The worst results were on Friday (but the ad started and ended that day, so the numbers were split between two days, so when I add them together, the worst day was actually Tuesday)
I paid a total of $20.83 for this 7-day ad campaign, and in that time sold 3 copies of Wolfen on Amazon. Which means I ended up losing money on this venture. Just goes to show you, what works for some, won’t work for others. A lot of factors were at play here, and it would be impossible to determine which made the biggest difference to the success (or in this case failure) of the ad campaign. I had planned to try a Twitter campaign next, and gave up during the setup process, which made very little sense to me.
So there you have it! Hope the numbers help someone out there with their marketing strategy. Oh, and since we’re talking about it, check out Wolfen at any of the retailers below! 😉
Amazon US | Amazon UK | Amazon CA | Amazon AU
Barnes and Noble
**If you enjoy the books you read, consider leaving a review. It helps books get discovered, and keeps authors doing what they do best–bringing you the stories you love. Thank you for supporting authors everywhere!**
Thank you for posting this – I hate marketing but unless I publish a book a month I don’t have much choice. I have just had a French book released and may try Facebook for that and see if it makes a difference in sales. Let us know how you get on with Twitter and good luck with your sales 🙂
My pleasure, Lisa! 🙂 I can answer the Twitter question right now: I’m not doing it. Lol After the Facebook fiasco, I don’t have the mental stamina to run another fruitless ad, and from what I could tell, Twitter was at least twice as expensive as Facebook. Even if none of that were true, organic posts tend to work much better than paid ads. When I post in reader groups on Facebook, I get somewhat of a response. Also when I engage with people on my own Wall, and the topic of my books comes up naturally. I somehow got involved in a Twitter group that retweets stuff which mentions me (I get about 50 notifications per day off of that). Can’t tell if any of it translates into sales, probably not, but at least I am getting my name out there. 🙂
I think that’s the important thing lol – It’s a shame we just can’t write and the books magically market themselves, but like you, I belong to FB groups that does seem to help a bit with sales, but I find FB distracting and I much prefer to be writing.

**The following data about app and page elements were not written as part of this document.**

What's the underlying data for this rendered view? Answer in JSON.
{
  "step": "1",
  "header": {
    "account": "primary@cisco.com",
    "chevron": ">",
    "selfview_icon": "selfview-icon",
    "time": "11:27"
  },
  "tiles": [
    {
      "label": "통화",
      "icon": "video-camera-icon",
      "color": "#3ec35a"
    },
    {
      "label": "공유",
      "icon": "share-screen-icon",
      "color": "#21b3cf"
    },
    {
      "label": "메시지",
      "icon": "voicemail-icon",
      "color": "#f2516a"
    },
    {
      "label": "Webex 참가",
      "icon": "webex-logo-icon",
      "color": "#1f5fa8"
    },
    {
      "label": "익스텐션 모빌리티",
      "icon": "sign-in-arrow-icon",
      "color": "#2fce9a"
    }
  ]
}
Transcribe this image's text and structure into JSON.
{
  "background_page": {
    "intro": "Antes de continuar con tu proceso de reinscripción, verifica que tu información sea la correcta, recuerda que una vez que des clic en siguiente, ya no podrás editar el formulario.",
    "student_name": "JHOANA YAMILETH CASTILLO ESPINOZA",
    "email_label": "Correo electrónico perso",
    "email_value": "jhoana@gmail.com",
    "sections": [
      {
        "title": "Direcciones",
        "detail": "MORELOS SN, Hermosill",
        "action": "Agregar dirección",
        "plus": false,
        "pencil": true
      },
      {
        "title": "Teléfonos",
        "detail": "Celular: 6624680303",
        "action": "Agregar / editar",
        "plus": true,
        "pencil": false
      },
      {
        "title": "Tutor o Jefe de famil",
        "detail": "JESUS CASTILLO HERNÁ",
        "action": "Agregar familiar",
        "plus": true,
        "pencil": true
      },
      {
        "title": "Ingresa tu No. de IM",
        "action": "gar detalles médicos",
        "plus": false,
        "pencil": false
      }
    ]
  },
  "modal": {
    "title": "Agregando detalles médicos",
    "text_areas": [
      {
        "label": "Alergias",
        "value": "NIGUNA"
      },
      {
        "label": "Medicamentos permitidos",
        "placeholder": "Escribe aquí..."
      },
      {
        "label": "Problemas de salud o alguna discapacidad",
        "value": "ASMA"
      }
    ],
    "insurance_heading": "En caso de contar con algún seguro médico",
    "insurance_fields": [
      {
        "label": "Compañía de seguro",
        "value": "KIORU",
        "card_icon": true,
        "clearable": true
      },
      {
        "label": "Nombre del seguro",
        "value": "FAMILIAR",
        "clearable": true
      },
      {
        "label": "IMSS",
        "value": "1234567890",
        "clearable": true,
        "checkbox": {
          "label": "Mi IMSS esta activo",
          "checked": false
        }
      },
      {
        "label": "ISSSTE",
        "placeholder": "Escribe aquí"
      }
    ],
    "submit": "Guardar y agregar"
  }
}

Have a great day and thank you 🙂
Same to you! 🙂 Thanks for stopping by! 😀
Pingback: Follow-up on Facebook Advertising: The Circling Sharks | Alianne Donnelly
Thank you for the write up. How did you get your graphics for the campaign?
I make them myself. Spent a few years playing around with GIMP so I kind of developed an eye for what will grab attention. =) There are easier programs out there you can use, though. PicMonkey.com, I think is one. Just always make sure you’re using images you are licensed to use. Never grab them from Google. You need to go to a stock image site like Fotolia or Bigstockphoto. =)
Thank s! All the best! Wishing you better luck on the next promo adventure 🙂
Pingback: Facebook Advertising: The Second Wave – Alianne Donnelly